  22. pH Regulation • HCO3- produced in RBCs acts as a buffer in the blood • Absorbs high levels of H+ from other sources (lactate, etc.)CO2 + H2O  H2CO3 HCO3- + H+ • Helps maintain pH of body fluids

  23. pH Regulation • Dissolved CO2 also reacts with H2O in plasma to form H2CO3 • More dissolved CO2 in plasma, more carbonic acid, more acidic conditions • Regulation of CO2 levels in blood influences blood pH •  CO2,  carbonic acid levels,  pH •  CO2,  carbonic acid levels,  pH
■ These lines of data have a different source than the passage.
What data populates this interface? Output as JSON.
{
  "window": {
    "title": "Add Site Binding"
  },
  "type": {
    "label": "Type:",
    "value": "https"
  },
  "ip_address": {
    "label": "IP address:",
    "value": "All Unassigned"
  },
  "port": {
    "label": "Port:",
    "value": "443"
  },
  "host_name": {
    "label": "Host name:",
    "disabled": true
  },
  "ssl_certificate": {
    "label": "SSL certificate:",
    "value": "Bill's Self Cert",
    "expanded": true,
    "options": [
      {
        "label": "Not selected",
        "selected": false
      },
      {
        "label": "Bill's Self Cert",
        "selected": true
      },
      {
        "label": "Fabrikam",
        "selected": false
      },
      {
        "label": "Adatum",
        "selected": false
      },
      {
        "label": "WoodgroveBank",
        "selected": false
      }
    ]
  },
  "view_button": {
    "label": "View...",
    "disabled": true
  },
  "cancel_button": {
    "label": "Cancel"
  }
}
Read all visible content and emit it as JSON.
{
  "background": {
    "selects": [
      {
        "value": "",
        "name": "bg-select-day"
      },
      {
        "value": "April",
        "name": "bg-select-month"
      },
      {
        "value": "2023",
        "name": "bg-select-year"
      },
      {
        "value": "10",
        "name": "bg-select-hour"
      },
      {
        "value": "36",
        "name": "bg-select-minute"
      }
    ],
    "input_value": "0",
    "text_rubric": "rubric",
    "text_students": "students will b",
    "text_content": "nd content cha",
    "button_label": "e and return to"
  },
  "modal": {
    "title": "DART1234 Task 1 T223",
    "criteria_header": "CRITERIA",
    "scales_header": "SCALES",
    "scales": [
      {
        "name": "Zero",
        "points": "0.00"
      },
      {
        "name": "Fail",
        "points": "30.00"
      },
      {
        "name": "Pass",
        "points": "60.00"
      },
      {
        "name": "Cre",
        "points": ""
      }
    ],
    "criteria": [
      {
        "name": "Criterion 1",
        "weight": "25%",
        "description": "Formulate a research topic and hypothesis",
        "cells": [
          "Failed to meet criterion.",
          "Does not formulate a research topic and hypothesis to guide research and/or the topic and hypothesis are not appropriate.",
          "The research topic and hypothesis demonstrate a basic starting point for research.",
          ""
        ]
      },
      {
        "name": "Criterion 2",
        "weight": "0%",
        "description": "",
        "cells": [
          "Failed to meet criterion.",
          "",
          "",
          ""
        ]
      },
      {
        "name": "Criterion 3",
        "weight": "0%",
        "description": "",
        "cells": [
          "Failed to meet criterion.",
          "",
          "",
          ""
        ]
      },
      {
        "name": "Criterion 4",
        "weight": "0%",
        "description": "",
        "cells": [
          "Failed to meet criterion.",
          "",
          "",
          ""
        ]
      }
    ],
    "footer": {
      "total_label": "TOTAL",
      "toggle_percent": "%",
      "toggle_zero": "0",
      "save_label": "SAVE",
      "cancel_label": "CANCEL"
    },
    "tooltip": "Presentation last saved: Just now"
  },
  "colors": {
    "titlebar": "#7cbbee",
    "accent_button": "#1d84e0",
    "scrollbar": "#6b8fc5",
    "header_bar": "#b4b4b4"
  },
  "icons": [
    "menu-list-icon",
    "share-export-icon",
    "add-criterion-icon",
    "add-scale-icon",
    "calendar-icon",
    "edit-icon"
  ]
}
  24. pH Regulation • Normal pH of body fluids = 7.40 • Alkalosis (pH > 7.45) • Respiratory alkalosis • caused by hyperventilation • Metabolic alkalosis • cause by low acid levels or too much bicarbonate • Acidosis (pH < 7.35) • Respiratory acidosis • Caused by hypoventilation • Metabolic acidosis • Too much acid in blood or excessive bicarbonate loss

  25. Control of Breathing Respiratory control centers • Located in pons and medulla • Control activity of MNs innervating muscles used in breathing • An automatic response (involuntary). • Establishes basic breathing rhythm (cyclical activity) Fig 8.19

  26. Control of Breathing Voluntary Control • from higher brain centers (motor cortex) • modulate activity of medulla Fig 8.7

  27. Control of Breathing Peripheral Chemoreceptors • Carotid Bodies • Aortic Bodies • monitor [CO2], [O2] and [H+] in blood • send info. to medulla neurons • Breathing Rate ’s with: •  CO2 •  H+ •  O2 Figs 16.26, 16.31

  28. Control of Breathing Central Chemoreceptors • induced by  pH, but not directly due to  blood pH • CO2 penetrates blood-brain barrier (not H+) • High [CO2]  more CO2 in cerebrospinal fluid (CSF) •  H2CO3,  pH in CSF Fig 16.30